... School." Ernest himself was somewhat taken aback at this, but he was very well pleased, and replied in a way which gained him yet further applause. From this time Ellis made still more rapid progress than before, and many people thought him not much inferior in talent to Ernest Bracebridge. He got up several steps, one after the other, but his success did not make him less humble than he had ever been. Out of doors, he made as great progress in his amusements. Cricket was now in, and in that finest and ...
— Ernest Bracebridge - School Days • William H. G. Kingston

... partly built Cologne; and these in turn surrender Cologne to the North German Teutons, who never built anything, except the wooden Aunt Sally of old Hindenburg. Every Teuton must fall on his face before an inferior Teuton; until they all find, in the foul marshes towards the Baltic, the very lowest of all possible Teutons, and worship him—and find he is a Slav. So much ...
— The Crimes of England • G.K. Chesterton

... These refractory habits are to blame for the rare and inimitable quality of genius; they impose excellence on one man and refuse it to a million.

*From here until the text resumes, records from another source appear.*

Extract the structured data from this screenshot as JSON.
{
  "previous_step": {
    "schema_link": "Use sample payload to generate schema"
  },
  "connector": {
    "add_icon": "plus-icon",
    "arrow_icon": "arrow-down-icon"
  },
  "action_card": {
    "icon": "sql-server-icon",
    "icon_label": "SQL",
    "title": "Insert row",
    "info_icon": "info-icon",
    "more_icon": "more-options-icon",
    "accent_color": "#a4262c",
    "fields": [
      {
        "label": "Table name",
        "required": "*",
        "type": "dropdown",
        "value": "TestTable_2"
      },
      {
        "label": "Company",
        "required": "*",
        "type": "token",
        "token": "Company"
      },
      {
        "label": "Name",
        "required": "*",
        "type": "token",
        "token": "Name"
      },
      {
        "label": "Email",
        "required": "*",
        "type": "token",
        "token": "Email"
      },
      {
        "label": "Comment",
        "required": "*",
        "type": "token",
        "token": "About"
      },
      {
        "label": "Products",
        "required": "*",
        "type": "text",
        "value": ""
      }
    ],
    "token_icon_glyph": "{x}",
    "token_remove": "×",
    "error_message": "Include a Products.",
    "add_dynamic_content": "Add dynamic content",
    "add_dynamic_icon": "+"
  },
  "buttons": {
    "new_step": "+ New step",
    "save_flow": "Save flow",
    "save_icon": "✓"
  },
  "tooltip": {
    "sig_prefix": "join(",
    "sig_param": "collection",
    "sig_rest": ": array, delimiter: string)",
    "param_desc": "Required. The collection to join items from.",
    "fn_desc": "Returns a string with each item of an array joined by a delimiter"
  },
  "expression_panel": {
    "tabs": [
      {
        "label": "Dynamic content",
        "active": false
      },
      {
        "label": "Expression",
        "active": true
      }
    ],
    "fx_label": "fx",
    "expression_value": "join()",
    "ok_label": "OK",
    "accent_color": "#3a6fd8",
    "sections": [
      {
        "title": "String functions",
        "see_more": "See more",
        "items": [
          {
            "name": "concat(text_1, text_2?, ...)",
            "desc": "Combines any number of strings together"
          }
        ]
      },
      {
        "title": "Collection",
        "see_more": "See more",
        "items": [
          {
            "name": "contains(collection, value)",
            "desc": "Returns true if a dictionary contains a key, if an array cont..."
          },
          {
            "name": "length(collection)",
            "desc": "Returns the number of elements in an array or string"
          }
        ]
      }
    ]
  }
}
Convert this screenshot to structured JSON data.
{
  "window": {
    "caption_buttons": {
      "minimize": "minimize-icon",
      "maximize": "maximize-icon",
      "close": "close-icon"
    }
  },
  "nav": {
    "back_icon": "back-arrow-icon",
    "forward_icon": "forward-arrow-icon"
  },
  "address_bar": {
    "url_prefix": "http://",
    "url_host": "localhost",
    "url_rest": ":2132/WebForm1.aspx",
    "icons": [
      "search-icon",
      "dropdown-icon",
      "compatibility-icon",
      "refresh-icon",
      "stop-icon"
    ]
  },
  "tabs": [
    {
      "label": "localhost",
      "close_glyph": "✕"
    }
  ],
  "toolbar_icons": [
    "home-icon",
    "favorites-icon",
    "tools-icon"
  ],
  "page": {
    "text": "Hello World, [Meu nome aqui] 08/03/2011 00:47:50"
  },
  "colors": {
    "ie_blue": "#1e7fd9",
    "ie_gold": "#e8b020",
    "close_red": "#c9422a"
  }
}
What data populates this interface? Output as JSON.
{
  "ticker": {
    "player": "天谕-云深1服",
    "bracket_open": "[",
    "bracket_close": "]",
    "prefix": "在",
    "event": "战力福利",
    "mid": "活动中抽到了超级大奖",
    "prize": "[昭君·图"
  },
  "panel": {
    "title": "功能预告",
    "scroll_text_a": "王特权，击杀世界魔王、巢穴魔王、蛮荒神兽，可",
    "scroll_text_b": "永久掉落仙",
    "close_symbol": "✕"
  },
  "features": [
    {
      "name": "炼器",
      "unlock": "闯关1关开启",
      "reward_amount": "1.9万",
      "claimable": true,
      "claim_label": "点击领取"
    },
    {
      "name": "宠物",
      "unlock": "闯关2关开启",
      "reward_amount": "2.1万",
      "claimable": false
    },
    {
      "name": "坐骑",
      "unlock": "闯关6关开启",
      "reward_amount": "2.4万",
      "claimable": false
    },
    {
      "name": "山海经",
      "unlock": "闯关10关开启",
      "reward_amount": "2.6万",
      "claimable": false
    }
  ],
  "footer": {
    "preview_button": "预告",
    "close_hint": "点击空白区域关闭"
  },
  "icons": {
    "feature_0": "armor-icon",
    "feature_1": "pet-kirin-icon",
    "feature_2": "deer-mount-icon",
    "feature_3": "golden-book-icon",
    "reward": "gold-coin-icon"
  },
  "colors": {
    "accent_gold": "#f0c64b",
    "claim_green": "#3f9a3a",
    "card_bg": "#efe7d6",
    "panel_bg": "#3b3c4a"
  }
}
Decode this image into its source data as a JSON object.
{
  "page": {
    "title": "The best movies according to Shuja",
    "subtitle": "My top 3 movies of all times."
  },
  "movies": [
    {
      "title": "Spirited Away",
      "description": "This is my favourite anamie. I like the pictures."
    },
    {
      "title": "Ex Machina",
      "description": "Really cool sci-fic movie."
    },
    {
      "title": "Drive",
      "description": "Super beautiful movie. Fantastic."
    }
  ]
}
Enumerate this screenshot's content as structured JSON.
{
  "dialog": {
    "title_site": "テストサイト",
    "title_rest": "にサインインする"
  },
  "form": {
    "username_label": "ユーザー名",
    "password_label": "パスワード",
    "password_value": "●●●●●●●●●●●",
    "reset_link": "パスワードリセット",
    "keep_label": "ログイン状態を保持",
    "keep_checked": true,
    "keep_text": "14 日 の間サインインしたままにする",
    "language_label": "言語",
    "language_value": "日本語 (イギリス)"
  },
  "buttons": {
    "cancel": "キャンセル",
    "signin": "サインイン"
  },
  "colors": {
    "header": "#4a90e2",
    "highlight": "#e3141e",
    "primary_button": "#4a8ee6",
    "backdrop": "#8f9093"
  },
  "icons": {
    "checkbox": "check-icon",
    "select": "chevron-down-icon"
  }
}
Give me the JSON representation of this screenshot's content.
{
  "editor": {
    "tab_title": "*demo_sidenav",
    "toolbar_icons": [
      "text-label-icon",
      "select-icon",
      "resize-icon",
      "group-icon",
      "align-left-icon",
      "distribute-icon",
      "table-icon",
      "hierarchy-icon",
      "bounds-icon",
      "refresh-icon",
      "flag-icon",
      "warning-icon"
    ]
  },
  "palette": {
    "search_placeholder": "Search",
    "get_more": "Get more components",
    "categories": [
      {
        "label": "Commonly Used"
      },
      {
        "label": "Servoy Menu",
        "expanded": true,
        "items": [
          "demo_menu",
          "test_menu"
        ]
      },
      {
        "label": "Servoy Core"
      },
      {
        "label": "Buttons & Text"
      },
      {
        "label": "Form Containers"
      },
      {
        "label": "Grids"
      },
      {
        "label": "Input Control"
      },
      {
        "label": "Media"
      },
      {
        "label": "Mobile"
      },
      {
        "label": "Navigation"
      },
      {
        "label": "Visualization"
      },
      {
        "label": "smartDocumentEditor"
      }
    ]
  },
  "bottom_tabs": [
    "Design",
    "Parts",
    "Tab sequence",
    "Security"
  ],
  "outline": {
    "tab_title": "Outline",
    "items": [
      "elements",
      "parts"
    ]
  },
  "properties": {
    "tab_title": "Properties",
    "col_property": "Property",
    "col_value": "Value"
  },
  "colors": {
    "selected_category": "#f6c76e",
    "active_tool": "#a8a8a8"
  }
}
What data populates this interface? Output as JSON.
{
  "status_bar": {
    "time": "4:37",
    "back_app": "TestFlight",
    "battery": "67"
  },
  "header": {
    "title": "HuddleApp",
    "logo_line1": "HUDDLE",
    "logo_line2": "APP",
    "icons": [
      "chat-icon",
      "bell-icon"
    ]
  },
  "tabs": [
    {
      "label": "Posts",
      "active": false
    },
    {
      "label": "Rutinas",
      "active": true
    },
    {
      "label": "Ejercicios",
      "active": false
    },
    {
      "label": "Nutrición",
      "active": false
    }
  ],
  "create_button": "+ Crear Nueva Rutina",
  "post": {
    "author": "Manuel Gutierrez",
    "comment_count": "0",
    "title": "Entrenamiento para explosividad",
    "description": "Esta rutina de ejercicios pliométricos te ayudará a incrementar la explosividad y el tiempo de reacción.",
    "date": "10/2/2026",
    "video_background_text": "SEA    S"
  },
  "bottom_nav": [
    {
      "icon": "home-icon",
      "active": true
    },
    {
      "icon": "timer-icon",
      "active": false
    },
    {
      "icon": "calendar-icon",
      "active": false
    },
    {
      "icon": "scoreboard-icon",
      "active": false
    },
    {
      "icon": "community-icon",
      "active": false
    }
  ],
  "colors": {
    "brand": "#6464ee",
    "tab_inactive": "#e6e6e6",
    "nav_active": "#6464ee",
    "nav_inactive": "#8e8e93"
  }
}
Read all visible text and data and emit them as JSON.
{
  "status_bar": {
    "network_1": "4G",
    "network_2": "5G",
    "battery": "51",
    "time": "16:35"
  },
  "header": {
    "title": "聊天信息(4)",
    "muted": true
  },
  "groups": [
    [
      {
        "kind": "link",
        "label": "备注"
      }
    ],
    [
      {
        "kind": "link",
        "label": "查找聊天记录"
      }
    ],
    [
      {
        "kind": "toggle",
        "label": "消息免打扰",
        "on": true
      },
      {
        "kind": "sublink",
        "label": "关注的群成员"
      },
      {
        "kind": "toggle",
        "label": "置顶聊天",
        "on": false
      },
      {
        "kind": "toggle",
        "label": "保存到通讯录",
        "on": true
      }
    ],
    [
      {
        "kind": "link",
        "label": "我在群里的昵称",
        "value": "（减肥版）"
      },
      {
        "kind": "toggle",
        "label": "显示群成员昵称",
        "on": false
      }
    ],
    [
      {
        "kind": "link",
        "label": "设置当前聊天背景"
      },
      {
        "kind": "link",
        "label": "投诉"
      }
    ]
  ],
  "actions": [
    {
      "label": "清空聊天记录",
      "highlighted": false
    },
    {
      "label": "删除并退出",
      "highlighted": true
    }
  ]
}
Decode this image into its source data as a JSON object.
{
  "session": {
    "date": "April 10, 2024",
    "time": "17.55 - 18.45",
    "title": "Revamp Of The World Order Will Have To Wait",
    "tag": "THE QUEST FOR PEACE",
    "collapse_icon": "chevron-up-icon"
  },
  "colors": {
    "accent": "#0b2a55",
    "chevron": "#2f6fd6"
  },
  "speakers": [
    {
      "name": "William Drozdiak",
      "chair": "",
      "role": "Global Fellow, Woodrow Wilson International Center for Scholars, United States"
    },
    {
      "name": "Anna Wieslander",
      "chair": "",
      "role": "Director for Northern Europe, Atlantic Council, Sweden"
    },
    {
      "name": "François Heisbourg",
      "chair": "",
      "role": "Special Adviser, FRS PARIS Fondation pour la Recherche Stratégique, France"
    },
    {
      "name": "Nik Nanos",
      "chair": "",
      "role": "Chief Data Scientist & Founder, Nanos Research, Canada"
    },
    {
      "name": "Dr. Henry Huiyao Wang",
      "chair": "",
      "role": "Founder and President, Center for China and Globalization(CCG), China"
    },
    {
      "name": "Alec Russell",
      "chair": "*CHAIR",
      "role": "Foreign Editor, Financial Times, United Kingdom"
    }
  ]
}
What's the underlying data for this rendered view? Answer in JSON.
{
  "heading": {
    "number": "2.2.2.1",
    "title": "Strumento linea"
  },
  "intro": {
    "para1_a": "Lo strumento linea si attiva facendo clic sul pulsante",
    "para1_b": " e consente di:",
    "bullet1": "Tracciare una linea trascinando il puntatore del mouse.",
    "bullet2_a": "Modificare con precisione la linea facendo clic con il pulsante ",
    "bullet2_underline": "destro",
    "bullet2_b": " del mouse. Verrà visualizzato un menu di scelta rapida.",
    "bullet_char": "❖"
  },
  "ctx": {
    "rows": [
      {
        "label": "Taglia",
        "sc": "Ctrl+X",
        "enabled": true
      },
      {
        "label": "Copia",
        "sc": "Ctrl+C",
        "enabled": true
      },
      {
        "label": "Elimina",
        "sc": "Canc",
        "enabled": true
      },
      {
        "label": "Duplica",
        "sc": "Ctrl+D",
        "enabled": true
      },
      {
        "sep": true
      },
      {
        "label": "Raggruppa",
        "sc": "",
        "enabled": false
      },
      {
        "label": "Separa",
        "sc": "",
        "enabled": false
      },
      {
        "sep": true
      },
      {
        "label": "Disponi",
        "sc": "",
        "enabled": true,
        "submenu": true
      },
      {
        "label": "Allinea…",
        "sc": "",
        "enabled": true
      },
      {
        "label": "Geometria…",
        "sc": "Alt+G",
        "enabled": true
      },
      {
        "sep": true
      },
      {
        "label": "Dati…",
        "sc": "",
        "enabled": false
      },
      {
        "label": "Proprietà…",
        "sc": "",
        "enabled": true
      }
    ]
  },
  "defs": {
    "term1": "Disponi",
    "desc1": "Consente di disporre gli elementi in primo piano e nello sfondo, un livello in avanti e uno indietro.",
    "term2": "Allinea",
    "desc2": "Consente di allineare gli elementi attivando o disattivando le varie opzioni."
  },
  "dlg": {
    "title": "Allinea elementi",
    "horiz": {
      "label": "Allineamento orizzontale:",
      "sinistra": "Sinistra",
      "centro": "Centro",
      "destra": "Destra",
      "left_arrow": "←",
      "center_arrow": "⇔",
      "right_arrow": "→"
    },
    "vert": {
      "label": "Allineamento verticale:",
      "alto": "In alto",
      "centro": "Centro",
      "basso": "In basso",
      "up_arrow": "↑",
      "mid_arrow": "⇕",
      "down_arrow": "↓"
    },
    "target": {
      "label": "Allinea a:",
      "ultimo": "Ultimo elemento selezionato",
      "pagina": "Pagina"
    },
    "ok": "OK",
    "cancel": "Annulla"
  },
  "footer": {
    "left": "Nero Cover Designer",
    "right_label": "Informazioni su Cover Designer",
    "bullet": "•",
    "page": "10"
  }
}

A happy physiological structure, by creating a mannerism under the special circumstances favourable to expression, may lift a man, perhaps inferior in intelligence, to heights which no insight can attain with inferior organs. As a voice is necessary for singing, so a certain quickness of eye and hand is needed for good execution in the plastic arts. The ...
— The Life of Reason • George Santayana

... never omitted. Some fish were given to them, but after eating a small portion, they threw the rest to Mr Banks's dog. They could not be persuaded to go far from their canoe, which was about ten feet long, fitted with an outrigger, and though very inferior, like those of the Society Islands. They used paddles, and in ...
— Captain Cook - His Life, Voyages, and Discoveries • W.H.G. Kingston

... false claims on the firm, which was easy, as he had your power of attorney—so that our loss already amounts to some ten million reis. But what makes it more serious is the discovery that during the last few years he has been mixing the imported flour with some of inferior quality from Louisiana, and by this Yankee trick has seriously impaired the credit of the Hungarian article for years to come—even if we are ever ...
— Timar's Two Worlds • Mr Jkai

... horses to the same pickets which they had used for the three preceding days, and almost all the battalions occupied the same bivouacs. So this battle which our enemies have celebrated as a great success, was in fact indecisive, since being greatly inferior in numbers, having almost all the nations of Europe against us and harbouring a crowd of traitors in our ranks, we had not yielded an inch of ground. The English general, Sir Robert Wilson, who was in Leipzig in the rle of British representative and whose testimony cannot be suspected of ...
— The Memoirs of General the Baron de Marbot, Translated by - Oliver C. Colt • Baron de Marbot

... the romantic young page, holding his horse, are pure Giorgionesque figures. Beautiful in themselves, set in a beautiful landscape glowing with light and air, the whole picture exemplifies what surprising excellence could be suddenly attained by even very inferior artists, who were constantly associating with greater men, at a moment when the whole air was, as ...
— The Venetian School of Painting • Evelyn March Phillipps

... the Senator thoughtfully, "like the production of an inferior article. But not necessarily, not necessarily, ...
— A Voyage of Consolation - (being in the nature of a sequel to the experiences of 'An - American girl in London') • Sara Jeannette Duncan



Words linked to "Inferior" :   coarsened, graphic symbol, grapheme, calibre, crummy, uranology, adscript, ropey, worst, caliber, miserable, common, low-level, printing, coarse, mediocre, scrawny, printing process, cheap, superior, general anatomy, commercial-grade, bum, nonstandard, shoddy, modest, sleazy, cheapjack, tawdry, superscript, subordinate, less, commercial, scrubby, bush, anatomy, indifferent, execrable, humble, low-grade, follower, chintzy, middle-level, second-rate, low, astronomy, tinny, stunted, small, bush-league, second-class, lowly, third-rate, bottom, outclassed, character, wretched, deplorable, utility-grade, ropy, woeful, base, punk, bad, cheesy, utility, quality



Copyright © 2021 Diccionario ingles.com